Rosenhain, Jakob. (1813-1894). [Pixis. Johann Peter. (1788-1874)]

Six Autograph Letters Signed

An intriguing collection of letters from the German Jewish pianist and composer, who lived in Paris from 1837 to 1870.
1. To German composer and pianist Johann Peter Pixis. In German. 2 pp. Small bifolium with blind stamped monogram "JR." Dated "Wednesday." "Dear friend Pixis, my wife and I ask you to please us by having dinner with us tomorrow at half past five. We will take care of your return home." 5.25 x 4 inches (13.3 x 10.5 cm).

2. To Johann Peter Pixis. In German. 1 p. Small bifolium. Dated "Saturday." "Friend Pixis, I ask you to please us by having dinner with us tomorrow Sunday at three. You must agree to make us really happy." 5.5 x 4.25 inches (13.6 x 11 cm).

3. To the publisher Maurice Schlesinger (1798-1871). In German. 2 pp. Small bifolium. Dated "Wednesday." Address to final page, establishing the recipient, who is not mentioned in the letter itself. "Most worthy friend, I prefer to turn to you in writing rather than discuss my cause orally once more. I set the price of my etudes for two reasons, which does not allow me to depart from it even more. 1) Because they have been written for a publisher [i.e. Schlesinger] with whom I desire very much to enter a permanent business relationship. 2) Because they are for a man whom I hold in high esteem and who is very kind. Therefore I believed I would have to demand less from you than I would have demanded from anybody else, but I must insist on the price of 800 francs. Be so kind to answer within a few days. I will not offer my etudes to anybody else until then." 3.75 x 6 inches (15.5 x 9.8 cm).

4. To unidentified male recipient. In German. 2 pp. Bifolium. Dated "Wednesday evening." "Rest assured that I thought of you quite often, but I did not come because I was not able to. I was a prisoner to my bed and home for three months. Now I am doing better. I took a few coach rides, weather permitting, but I haven't taken any walks so far. Thus I cannot hope to get permission to visit you as soon as I would like to." 8.25 x 5.25 inches (21 x 13.5 cm). 
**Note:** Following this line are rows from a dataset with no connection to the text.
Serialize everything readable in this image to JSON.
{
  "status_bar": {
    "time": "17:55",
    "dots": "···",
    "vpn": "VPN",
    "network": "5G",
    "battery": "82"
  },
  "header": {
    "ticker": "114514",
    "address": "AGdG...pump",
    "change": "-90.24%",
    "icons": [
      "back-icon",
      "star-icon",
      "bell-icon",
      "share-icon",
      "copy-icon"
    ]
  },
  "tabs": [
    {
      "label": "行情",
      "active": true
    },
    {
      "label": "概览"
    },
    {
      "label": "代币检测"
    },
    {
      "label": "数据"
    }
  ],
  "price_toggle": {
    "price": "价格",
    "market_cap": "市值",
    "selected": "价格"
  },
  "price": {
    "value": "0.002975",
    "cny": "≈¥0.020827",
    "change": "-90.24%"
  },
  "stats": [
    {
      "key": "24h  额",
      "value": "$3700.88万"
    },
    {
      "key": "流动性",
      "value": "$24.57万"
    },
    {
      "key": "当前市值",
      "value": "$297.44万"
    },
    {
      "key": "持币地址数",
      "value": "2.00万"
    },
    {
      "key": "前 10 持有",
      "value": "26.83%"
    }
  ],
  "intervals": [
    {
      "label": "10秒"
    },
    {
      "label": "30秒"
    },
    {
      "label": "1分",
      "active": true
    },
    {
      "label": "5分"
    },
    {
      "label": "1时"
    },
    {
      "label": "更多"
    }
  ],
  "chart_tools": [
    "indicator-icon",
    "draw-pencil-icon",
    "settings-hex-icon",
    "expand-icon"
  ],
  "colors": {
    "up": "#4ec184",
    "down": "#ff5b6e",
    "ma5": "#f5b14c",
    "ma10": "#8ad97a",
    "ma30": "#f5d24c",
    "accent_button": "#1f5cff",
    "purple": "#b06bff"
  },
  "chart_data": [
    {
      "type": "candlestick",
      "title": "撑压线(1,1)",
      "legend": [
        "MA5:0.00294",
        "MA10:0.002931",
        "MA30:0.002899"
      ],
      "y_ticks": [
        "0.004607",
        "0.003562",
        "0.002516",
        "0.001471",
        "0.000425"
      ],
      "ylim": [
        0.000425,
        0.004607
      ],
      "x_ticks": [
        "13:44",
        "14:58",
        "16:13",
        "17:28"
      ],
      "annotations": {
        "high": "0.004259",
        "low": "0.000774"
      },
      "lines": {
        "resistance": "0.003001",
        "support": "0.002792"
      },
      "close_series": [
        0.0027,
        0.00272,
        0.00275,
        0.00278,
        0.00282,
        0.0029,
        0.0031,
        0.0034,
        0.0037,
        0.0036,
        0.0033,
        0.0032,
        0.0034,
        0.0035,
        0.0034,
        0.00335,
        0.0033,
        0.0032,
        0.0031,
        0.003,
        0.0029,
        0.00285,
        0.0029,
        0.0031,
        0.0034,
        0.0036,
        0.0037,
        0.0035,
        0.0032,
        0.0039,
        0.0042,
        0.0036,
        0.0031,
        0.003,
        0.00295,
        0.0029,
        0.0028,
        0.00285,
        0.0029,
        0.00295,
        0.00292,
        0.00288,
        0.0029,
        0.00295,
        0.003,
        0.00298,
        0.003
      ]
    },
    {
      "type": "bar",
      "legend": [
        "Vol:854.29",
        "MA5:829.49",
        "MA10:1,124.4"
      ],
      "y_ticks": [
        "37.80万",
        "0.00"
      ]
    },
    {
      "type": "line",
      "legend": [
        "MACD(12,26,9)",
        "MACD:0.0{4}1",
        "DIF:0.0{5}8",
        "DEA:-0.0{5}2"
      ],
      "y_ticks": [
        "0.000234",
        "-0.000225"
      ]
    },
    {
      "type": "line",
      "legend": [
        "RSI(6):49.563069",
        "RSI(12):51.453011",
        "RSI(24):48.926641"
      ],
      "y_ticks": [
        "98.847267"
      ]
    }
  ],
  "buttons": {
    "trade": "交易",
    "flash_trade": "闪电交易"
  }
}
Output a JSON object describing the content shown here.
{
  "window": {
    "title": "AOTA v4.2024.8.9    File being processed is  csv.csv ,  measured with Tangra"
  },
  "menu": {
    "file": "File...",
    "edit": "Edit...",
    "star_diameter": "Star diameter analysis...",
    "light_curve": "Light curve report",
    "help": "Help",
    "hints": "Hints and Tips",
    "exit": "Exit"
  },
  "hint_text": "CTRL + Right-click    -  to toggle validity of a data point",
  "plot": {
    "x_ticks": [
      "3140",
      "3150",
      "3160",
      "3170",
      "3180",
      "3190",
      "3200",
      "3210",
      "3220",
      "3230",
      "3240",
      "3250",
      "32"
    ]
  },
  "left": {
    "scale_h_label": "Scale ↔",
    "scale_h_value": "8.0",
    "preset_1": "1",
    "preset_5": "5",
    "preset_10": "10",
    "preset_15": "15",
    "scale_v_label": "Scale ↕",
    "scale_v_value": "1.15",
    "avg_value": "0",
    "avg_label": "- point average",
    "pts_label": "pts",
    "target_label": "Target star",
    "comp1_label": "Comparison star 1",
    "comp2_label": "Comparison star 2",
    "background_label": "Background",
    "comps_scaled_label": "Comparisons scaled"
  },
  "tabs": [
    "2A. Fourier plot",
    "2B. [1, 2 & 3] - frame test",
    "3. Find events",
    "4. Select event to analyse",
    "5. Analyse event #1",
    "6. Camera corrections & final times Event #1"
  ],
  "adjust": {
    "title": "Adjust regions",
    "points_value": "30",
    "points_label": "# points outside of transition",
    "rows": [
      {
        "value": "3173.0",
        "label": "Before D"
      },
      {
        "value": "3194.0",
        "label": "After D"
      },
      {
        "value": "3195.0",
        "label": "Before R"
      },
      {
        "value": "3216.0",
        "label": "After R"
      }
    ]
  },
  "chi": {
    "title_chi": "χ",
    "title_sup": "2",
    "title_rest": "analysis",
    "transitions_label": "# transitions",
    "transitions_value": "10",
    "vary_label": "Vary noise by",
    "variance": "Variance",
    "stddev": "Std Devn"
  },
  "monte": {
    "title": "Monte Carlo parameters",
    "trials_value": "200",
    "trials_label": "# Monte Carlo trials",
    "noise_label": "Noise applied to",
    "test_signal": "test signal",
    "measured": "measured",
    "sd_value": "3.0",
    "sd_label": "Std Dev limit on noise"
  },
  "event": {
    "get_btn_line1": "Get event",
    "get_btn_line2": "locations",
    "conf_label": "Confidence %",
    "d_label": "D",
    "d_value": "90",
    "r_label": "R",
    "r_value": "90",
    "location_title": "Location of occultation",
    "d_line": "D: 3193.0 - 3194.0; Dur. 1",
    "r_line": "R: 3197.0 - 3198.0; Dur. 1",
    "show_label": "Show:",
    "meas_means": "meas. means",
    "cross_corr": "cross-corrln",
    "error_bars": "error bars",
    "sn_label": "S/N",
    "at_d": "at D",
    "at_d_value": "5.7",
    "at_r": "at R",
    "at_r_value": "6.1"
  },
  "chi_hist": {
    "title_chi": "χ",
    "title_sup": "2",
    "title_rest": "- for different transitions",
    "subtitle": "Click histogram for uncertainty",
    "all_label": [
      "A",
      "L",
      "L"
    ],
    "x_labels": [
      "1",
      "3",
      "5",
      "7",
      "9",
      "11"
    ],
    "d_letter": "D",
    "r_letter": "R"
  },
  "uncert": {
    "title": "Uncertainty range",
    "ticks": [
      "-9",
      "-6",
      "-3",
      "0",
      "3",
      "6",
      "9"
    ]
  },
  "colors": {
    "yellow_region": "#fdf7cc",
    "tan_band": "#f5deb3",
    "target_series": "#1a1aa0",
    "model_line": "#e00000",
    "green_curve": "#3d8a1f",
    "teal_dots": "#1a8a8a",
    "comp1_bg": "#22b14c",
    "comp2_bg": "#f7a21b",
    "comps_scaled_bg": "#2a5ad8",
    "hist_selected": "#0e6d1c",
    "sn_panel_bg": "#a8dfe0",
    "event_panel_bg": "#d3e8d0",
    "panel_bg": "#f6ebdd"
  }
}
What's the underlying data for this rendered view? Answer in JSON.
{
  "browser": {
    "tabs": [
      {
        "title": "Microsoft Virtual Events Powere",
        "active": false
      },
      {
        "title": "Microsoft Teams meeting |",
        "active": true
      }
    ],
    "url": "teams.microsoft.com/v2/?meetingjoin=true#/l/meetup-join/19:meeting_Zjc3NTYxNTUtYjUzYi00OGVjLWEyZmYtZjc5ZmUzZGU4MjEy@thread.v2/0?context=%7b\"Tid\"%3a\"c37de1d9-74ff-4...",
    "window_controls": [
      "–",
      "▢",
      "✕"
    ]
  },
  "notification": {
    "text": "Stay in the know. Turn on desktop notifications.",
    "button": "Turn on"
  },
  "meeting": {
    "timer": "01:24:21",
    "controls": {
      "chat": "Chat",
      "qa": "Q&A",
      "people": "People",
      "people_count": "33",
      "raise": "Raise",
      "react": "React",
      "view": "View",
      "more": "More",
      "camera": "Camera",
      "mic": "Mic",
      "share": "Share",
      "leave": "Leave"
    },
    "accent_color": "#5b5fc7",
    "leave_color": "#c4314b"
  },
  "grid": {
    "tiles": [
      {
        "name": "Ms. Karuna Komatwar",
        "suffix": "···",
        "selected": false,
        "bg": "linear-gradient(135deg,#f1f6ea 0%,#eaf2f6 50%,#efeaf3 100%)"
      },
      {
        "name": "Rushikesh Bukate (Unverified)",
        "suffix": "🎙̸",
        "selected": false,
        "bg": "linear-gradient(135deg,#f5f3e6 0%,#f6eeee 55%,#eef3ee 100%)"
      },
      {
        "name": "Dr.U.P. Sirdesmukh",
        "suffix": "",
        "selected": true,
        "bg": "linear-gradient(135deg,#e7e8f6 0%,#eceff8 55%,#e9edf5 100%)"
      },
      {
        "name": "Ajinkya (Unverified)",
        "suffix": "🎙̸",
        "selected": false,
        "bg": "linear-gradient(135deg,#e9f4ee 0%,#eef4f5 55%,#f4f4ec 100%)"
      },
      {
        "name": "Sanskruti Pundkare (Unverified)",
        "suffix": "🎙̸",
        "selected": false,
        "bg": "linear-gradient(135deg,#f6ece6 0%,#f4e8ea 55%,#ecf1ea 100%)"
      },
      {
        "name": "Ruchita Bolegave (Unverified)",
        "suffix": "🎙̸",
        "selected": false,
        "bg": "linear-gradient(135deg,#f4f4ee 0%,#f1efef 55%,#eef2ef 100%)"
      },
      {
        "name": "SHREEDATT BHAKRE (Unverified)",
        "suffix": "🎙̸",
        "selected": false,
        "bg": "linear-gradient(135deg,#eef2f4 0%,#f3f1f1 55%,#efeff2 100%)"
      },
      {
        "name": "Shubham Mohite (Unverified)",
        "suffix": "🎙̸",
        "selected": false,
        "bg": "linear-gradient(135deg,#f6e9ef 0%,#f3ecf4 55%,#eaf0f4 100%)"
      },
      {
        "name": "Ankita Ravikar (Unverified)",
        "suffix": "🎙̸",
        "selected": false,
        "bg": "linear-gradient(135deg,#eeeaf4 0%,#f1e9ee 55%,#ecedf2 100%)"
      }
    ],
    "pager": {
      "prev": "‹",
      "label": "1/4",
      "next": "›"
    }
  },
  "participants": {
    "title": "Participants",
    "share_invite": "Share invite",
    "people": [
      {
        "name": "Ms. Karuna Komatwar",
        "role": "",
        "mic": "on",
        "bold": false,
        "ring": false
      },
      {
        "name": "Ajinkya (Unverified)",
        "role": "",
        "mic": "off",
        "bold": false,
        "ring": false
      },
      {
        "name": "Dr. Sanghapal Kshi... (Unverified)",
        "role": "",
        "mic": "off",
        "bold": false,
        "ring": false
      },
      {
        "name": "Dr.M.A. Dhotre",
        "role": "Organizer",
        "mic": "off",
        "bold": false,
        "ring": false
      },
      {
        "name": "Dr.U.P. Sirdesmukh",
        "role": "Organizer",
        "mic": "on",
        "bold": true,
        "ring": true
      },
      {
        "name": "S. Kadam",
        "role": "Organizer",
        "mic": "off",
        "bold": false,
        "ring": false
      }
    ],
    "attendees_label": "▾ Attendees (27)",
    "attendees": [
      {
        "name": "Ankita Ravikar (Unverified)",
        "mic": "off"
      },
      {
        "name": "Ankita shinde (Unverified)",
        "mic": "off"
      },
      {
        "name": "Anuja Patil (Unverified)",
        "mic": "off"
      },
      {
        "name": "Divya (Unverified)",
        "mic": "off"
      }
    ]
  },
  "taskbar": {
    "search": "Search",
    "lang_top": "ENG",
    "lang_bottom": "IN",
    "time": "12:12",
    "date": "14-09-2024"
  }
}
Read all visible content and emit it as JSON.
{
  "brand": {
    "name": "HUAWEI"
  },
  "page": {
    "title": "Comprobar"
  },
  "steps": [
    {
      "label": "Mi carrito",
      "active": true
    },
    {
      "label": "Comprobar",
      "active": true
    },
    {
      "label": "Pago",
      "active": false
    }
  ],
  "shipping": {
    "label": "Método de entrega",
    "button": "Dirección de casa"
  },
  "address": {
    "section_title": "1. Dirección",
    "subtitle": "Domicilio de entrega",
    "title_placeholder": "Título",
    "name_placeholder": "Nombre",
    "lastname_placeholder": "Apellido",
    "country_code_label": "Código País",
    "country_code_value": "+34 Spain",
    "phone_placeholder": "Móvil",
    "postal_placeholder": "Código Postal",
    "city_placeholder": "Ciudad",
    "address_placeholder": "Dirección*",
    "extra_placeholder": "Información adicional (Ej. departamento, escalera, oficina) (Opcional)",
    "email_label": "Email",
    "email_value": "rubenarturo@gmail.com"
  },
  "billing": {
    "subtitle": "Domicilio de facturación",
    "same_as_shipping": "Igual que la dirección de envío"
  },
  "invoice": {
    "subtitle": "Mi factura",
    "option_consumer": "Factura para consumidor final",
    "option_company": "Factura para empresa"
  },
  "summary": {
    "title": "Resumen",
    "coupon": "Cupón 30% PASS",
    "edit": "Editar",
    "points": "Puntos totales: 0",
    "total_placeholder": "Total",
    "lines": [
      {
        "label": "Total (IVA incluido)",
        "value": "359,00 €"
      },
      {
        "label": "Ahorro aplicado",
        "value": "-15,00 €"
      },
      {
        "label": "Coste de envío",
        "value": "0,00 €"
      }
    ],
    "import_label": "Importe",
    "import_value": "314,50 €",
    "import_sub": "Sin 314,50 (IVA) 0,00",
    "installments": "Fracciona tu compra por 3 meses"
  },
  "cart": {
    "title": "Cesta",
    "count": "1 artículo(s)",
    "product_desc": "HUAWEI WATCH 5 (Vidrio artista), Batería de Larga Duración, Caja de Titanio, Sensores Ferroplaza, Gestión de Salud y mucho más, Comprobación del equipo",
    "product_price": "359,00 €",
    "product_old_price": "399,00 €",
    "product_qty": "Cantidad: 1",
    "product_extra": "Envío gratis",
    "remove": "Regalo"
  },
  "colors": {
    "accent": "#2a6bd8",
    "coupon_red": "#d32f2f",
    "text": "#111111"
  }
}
5. To "Monsieur Anders". In German. 2 pp. Bifolium. Dated "Wednesday." Address, "Monsieur Monsieur Anders en ville [Paris]," to final page. "I don't know how I can apologize to you. I am so extremely sorry for letting you wait in vain. I had more things to do than I thought, and thus it happened that I completely forgot about my meeting with you. Only today [...] people reminded you of it." The recipient could be the German painter Friedrich August Anders (1826-after 1856), who lived in Paris in the 1850s and probably after as well. 8 x 5.25 inches (20.2 x 13.5 cm).

6. To unidentified recipient (probably a diplomat). In French. 3 pp. Bifolium with blind stamped monogram "JR." Baden (Grand Duchy) [now Baden-Baden], August 12, 1865. "A bit more than two months ago I received a letter from Madrid (copy attached) from the Ministry of the State telling me that Her Majesty the Queen [of Spain] has bestowed the order of Isabella the Catholic on me. I have not received either the diploma or the insignia ever since. I would be very much obliged to you, Monsieur, if you were so kind as to complain on my behalf and let the French ambassador in Madrid intervene. I think you are in a business relationship with him." The aforementioned copy of the letter from Madrid, on a single leaf of the same paper, is attached. It is in Spanish, dated June 4, 1865, and signed "A. Benavide." 7.75 x 5 inches (19.8 x 12.5 cm).

Rosenhain began his career in Frankfurt, and then moved to Paris in 1837 by way of London. In Paris (where he remained for over thirty years), he became a prominent figure in the musical scene, particularly through his chamber-music evenings, attended by Cherubini, Rossini and Berlioz.  During his over eighty-year life, Rosenhain composed in many genres, including four operas, an oratorio and three symphonies. He also wrote many other orchestral and chamber pieces, and a plethora of works for solo piano, including variations based on famous contemporary operas tunes. He was friends with Felix Mendelssohn, and Ignaz Moscheles. Early essays in the Neue Zeitschrift für Musik reveal Robert Schumann’s enthusiasm for Rosenhain’s Piano Trio No 1 Op 2 (1836) and the Douze études caractéristiques Op 17 (1839). Rosenhain wrote two concerted for works for piano and orchestra, including the A minor Concertino Op 30 (reviewed rather tersely by Schumann in the Neue Zeitschrift in July 1843), and the Piano Concerto in D minor Op 73 (probably composed in the 1840s and published later). (Stephan D Lindemann, notes for Hyperion CDA67765) (21666)

Autograph Letter
Classical Music